The Taste of Love

Sandy Jordan
Neosho Daily News

It’s seed catalog time. Brightly colored, cheerful and packed with memories. It begins the search. for the first crocus and daffodils, Small tiny yellow ones, their bright faces often framed by snow. Like a light, they promise warmth is coming, life will return. Time to start the seeds in their little cups.

About the time potatoes, onions, peas and lettuce are ready to plant, the second round of crocus comes. Bigger purple ones, lighter yellow ones and tiny grape hyacinths. Easter is coming, time to celebrate Christ’s resurrection. The wild plum will be blooming, their scent heavy on the breeze. Following closely will be the Red Buds.

Then will come the giant white ones, those that are stripped and Star Flowers. The peonies will be growing lush, the Iris beards waiting to unfurl. Time to think of tomato, peppers and corn. Wild strawberries, rhubarb, mushrooms and May apples and the testimonial trees...the Dogwoods with the crucifixion remembered in every bloom...comes next.

Sunshine, warmth and longer days. I can start attending evening services once again. The Begonias will be blooming on the porch beside prolific Pinks. This love of seasons began with a penny packet of seed. Mama always bought that little packet for me to learn the joy of watching things grow, anticipating the taste of love completed.

I remember the smell of corn beginning to tassel as I wandered through a jungle of green stalks, stalks way above my blond head. Mama always had a garden wherever we lived. She always canned, froze and created food to make the mouth water.

Did I love better the warm, sweetness of freshly sliced watermelon or the tangy squirt of ripe tomatoes plucked from the vine? I raised my children with the cycle of the seasons, we had our gardens and the grandchildren helped grandma with eager anticipation. Gardens was the taste of love, even on the coldest, grayest days when life was suspended, the earth on vacation.

. Wrapped inside these catalogs are a world of memories, faces gone. Daddy’s red peonies and spouses mushrooms. My birthday was the start of his quest for their hiding places. A taste I acquired. I did not acquire the taste for the hot peppers he and his mom grew. One year I planted yellow peppers. I did not know they were hot peppers. He came up from the garden with one in his hand inquiring if they were “hot”. I didn’t know. I told him him no, he popped it in his mouth, within seconds he began the race to find water!

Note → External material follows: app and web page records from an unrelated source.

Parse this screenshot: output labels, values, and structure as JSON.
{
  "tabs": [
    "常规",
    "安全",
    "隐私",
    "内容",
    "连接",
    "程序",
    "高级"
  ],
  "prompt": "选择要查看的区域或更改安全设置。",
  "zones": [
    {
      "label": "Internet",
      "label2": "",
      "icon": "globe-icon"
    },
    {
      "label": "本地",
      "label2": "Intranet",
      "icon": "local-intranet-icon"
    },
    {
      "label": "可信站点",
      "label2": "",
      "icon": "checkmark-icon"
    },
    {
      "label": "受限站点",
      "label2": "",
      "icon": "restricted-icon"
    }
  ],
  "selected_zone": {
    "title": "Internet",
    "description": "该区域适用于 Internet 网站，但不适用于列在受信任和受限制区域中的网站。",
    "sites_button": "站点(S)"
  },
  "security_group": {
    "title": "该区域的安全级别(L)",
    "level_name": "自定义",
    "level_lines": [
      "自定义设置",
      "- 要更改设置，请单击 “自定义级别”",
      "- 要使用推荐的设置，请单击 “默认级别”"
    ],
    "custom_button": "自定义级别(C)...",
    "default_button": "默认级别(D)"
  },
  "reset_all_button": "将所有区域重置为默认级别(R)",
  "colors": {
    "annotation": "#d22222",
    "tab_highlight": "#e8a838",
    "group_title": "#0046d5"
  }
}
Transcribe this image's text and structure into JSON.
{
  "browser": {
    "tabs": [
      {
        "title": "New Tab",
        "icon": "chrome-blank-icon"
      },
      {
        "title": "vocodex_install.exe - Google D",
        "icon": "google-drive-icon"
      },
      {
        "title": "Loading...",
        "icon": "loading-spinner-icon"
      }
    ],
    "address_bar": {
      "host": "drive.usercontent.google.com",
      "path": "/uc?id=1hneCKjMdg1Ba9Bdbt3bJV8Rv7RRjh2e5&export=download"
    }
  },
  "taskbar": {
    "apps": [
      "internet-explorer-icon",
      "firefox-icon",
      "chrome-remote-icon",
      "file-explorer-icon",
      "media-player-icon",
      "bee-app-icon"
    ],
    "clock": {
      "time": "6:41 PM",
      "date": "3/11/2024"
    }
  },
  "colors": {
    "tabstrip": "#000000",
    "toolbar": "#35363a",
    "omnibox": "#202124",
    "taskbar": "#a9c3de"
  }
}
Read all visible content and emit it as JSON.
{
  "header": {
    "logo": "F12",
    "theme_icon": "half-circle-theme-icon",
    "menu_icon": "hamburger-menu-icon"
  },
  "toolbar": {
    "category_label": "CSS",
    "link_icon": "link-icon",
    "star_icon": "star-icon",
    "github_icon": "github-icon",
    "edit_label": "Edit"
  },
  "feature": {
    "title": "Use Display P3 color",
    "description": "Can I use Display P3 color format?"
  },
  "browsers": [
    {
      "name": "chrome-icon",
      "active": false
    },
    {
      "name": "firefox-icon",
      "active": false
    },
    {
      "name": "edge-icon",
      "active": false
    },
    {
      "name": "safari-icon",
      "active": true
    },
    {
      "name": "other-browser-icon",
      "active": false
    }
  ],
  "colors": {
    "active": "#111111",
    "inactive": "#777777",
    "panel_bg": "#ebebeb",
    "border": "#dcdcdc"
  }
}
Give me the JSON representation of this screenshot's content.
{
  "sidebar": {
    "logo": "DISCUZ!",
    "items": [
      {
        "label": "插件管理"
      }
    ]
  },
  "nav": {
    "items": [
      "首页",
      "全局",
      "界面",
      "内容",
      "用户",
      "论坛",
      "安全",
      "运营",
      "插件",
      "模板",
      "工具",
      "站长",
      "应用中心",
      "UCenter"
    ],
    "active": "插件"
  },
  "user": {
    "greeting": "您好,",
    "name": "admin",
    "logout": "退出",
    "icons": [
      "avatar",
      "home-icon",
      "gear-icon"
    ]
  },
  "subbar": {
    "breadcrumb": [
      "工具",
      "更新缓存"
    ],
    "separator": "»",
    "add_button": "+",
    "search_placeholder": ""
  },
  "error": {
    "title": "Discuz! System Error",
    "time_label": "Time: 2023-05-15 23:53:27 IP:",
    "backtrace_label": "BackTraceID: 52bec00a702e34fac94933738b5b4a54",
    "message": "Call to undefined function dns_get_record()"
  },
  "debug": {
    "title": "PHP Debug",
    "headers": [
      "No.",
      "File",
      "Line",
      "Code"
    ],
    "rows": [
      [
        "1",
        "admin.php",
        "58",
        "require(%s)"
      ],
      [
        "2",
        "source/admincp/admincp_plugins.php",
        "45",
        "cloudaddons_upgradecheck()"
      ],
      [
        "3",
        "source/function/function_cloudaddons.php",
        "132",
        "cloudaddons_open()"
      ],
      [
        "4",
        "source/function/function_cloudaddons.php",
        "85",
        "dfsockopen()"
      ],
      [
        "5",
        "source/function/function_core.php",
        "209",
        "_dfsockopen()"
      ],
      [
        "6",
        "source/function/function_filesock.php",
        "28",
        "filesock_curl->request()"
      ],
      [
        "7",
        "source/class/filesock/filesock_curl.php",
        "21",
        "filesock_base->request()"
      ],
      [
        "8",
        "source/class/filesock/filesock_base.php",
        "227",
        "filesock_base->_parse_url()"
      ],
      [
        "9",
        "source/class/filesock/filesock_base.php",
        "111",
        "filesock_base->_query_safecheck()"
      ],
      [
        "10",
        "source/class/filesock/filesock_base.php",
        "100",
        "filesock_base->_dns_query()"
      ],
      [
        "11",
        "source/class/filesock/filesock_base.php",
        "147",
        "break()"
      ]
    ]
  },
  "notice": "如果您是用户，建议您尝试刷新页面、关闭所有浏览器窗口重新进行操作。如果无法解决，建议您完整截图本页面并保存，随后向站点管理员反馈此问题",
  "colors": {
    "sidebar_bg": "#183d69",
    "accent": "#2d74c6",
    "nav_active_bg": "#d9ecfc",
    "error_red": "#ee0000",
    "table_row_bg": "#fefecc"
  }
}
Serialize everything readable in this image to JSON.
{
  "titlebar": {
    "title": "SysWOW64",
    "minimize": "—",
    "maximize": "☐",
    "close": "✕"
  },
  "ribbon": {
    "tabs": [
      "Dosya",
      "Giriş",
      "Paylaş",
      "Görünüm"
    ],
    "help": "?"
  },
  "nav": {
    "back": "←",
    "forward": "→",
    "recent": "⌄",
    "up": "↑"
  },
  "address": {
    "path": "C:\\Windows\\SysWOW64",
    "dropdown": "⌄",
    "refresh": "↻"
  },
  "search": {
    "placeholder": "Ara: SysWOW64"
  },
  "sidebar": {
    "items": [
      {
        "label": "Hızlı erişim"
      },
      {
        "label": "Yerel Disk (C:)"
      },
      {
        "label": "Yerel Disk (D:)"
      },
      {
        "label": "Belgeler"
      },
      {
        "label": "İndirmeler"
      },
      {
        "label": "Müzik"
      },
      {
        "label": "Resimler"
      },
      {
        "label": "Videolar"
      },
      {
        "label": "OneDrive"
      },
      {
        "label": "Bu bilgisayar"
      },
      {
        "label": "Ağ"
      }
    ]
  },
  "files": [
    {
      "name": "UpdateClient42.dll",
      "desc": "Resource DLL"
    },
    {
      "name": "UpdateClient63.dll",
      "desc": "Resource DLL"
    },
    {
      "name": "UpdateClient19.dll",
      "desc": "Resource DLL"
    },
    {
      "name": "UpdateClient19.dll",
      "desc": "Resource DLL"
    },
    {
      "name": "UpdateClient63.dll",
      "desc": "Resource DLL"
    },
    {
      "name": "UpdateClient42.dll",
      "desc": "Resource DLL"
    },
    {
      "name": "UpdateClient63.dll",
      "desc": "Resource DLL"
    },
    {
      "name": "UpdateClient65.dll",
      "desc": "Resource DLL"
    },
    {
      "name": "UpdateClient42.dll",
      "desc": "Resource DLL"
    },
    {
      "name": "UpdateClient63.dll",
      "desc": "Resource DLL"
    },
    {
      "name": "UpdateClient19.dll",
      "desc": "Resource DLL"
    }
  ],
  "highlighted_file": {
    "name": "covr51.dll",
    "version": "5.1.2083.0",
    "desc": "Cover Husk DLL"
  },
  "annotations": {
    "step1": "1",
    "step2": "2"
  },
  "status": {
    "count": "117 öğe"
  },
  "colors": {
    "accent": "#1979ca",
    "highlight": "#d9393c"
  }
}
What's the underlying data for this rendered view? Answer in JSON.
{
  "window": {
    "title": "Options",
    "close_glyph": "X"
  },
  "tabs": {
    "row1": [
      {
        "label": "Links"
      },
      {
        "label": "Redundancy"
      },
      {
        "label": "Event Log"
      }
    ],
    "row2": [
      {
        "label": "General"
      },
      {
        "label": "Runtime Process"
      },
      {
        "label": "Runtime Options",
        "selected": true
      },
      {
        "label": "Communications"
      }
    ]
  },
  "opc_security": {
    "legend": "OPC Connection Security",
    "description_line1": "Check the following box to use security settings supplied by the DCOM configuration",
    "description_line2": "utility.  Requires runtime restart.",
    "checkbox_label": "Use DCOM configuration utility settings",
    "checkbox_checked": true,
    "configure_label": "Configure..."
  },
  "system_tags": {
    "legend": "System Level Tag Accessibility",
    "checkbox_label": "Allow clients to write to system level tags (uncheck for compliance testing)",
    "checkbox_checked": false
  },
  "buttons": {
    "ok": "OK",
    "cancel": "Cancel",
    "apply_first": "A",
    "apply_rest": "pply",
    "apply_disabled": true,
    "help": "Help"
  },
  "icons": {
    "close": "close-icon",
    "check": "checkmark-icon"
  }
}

I have containers of strawberry plants, two long planter boxes on stilts made by a neighbor, and a desire to plant a truck patch. I can’t, I have no help to tend it. My neighbor brush-hogs my yard. I remember the taste of love as I lay soggy pages aside. The taste of love on my memories tongue as warm as sun ripened wild strawberries.

-Sandy Jordan is a local writer and a founding member of The Crowder Quill literary magazine. She writes a weekly column, Bits and Pieces, for The Neosho Daily News.